“The 48 Laws of Power” is a 1998 book by Robert Greene, a best-seller, and a re-packaging of ideas from multiple sources, including “The Prince” and “The Art of War.” Those who wonder why it is that certain sub-cultures in the United States—business, Hollywood, the entertainment industry, politics, finance— appear to be incurably cynical, amoral, corrupt and untrustworthy would do well to read it, provided they are able to resist being persuaded by its brutal philosophy.

Greene, who has other similarly-oriented best-selling books on business success, is considered a guru by the music industry, and has been embraced with special enthusiasm by hip-hop moguls. What is remarkable about his 48 laws is how completely they discard all ethical virtues, as if fairness, honesty, integrity, responsibility, respect and trustworthiness were irrelevant to the topic of power. In fact, the five most important laws of power are…

1. You must prove your worthiness to hold power by your manner of acquiring it.

2. Power without competence, wisdom and good will lead to tragedy.

3. Do not use power to restrict the welfare, autonomy, freedom, and pleasure of  others, but to enhance them.

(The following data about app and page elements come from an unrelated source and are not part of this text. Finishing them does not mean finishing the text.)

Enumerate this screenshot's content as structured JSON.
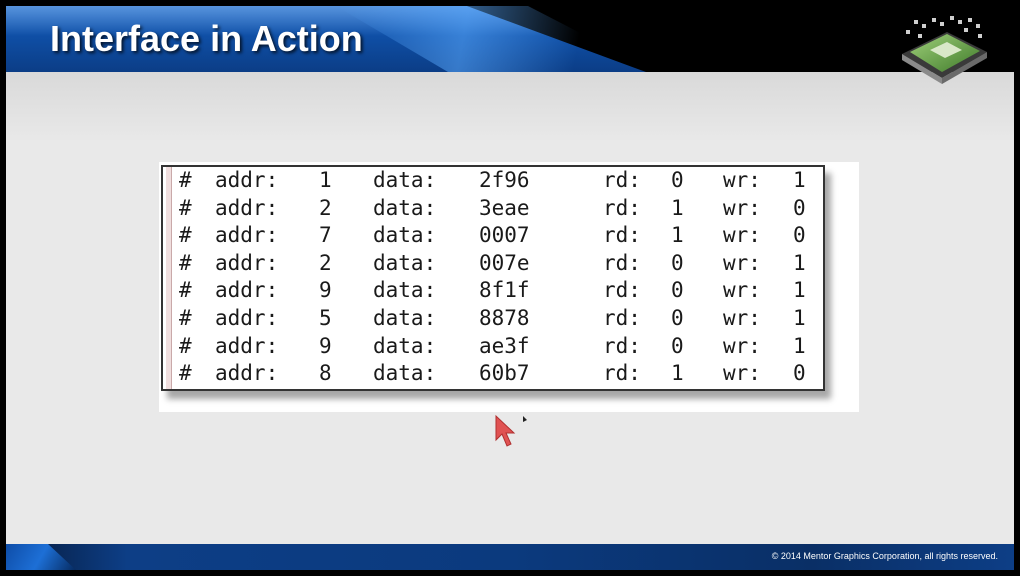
{
  "header": {
    "title": "Interface in Action",
    "logo_icon": "chip-logo-icon"
  },
  "terminal": {
    "labels": {
      "hash": "#",
      "addr": "addr:",
      "data": "data:",
      "rd": "rd:",
      "wr": "wr:"
    },
    "rows": [
      {
        "addr": "1",
        "data": "2f96",
        "rd": "0",
        "wr": "1"
      },
      {
        "addr": "2",
        "data": "3eae",
        "rd": "1",
        "wr": "0"
      },
      {
        "addr": "7",
        "data": "0007",
        "rd": "1",
        "wr": "0"
      },
      {
        "addr": "2",
        "data": "007e",
        "rd": "0",
        "wr": "1"
      },
      {
        "addr": "9",
        "data": "8f1f",
        "rd": "0",
        "wr": "1"
      },
      {
        "addr": "5",
        "data": "8878",
        "rd": "0",
        "wr": "1"
      },
      {
        "addr": "9",
        "data": "ae3f",
        "rd": "0",
        "wr": "1"
      },
      {
        "addr": "8",
        "data": "60b7",
        "rd": "1",
        "wr": "0"
      }
    ]
  },
  "footer": {
    "copyright": "© 2014 Mentor Graphics Corporation, all rights reserved."
  },
  "colors": {
    "header_blue": "#1f6fd1",
    "footer_blue": "#0b3a7e",
    "cursor_red": "#e05252"
  }
}
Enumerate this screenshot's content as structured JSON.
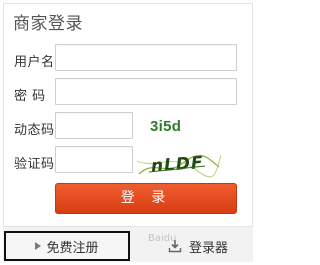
{
  "login_panel": {
    "title": "商家登录",
    "fields": {
      "username_label": "用户名",
      "password_label": "密 码",
      "dynamic_code_label": "动态码",
      "dynamic_code_value": "3i5d",
      "captcha_label": "验证码",
      "captcha_text": "nLDF"
    },
    "login_button": "登 录"
  },
  "footer": {
    "register_label": "免费注册",
    "download_label": "登录器"
  },
  "watermark": "Baidu"
}
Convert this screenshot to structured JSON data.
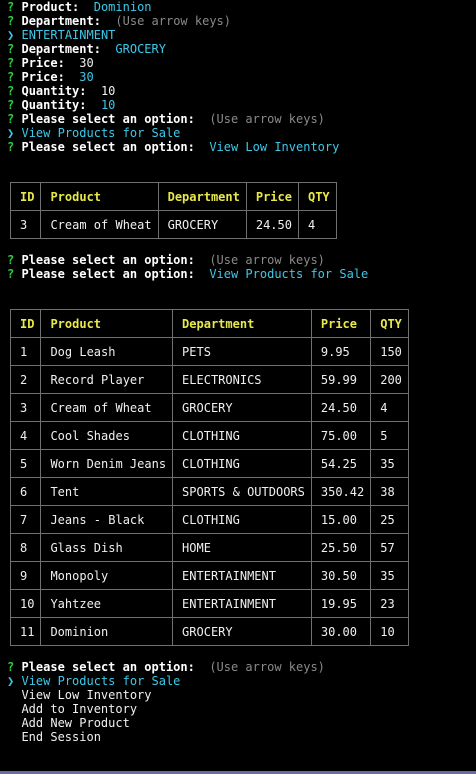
{
  "colors": {
    "background": "#000000",
    "prompt_mark": "#2ecc40",
    "answer": "#3ec8e8",
    "hint": "#8a8a8a",
    "table_header": "#e8e84a",
    "border": "#707070"
  },
  "symbols": {
    "question": "?",
    "pointer": "❯"
  },
  "top_lines": [
    {
      "type": "answered",
      "label": "Product:",
      "value": "Dominion"
    },
    {
      "type": "hint",
      "label": "Department:",
      "value": "(Use arrow keys)"
    },
    {
      "type": "pointer",
      "value": "ENTERTAINMENT"
    },
    {
      "type": "answered",
      "label": "Department:",
      "value": "GROCERY"
    },
    {
      "type": "input",
      "label": "Price:",
      "value": "30"
    },
    {
      "type": "answered",
      "label": "Price:",
      "value": "30"
    },
    {
      "type": "input",
      "label": "Quantity:",
      "value": "10"
    },
    {
      "type": "answered",
      "label": "Quantity:",
      "value": "10"
    },
    {
      "type": "hint",
      "label": "Please select an option:",
      "value": "(Use arrow keys)"
    },
    {
      "type": "pointer",
      "value": "View Products for Sale"
    },
    {
      "type": "answered",
      "label": "Please select an option:",
      "value": "View Low Inventory"
    }
  ],
  "low_inventory_table": {
    "headers": [
      "ID",
      "Product",
      "Department",
      "Price",
      "QTY"
    ],
    "rows": [
      [
        "3",
        "Cream of Wheat",
        "GROCERY",
        "24.50",
        "4"
      ]
    ]
  },
  "middle_lines": [
    {
      "type": "hint",
      "label": "Please select an option:",
      "value": "(Use arrow keys)"
    },
    {
      "type": "answered",
      "label": "Please select an option:",
      "value": "View Products for Sale"
    }
  ],
  "products_table": {
    "headers": [
      "ID",
      "Product",
      "Department",
      "Price",
      "QTY"
    ],
    "rows": [
      [
        "1",
        "Dog Leash",
        "PETS",
        "9.95",
        "150"
      ],
      [
        "2",
        "Record Player",
        "ELECTRONICS",
        "59.99",
        "200"
      ],
      [
        "3",
        "Cream of Wheat",
        "GROCERY",
        "24.50",
        "4"
      ],
      [
        "4",
        "Cool Shades",
        "CLOTHING",
        "75.00",
        "5"
      ],
      [
        "5",
        "Worn Denim Jeans",
        "CLOTHING",
        "54.25",
        "35"
      ],
      [
        "6",
        "Tent",
        "SPORTS & OUTDOORS",
        "350.42",
        "38"
      ],
      [
        "7",
        "Jeans - Black",
        "CLOTHING",
        "15.00",
        "25"
      ],
      [
        "8",
        "Glass Dish",
        "HOME",
        "25.50",
        "57"
      ],
      [
        "9",
        "Monopoly",
        "ENTERTAINMENT",
        "30.50",
        "35"
      ],
      [
        "10",
        "Yahtzee",
        "ENTERTAINMENT",
        "19.95",
        "23"
      ],
      [
        "11",
        "Dominion",
        "GROCERY",
        "30.00",
        "10"
      ]
    ]
  },
  "menu": {
    "label": "Please select an option:",
    "hint": "(Use arrow keys)",
    "options": [
      "View Products for Sale",
      "View Low Inventory",
      "Add to Inventory",
      "Add New Product",
      "End Session"
    ],
    "selected_index": 0
  }
}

4. Regard power as a means, not an end.

5. When retaining power itself becomes the goal, it is time to surrender it. Continue reading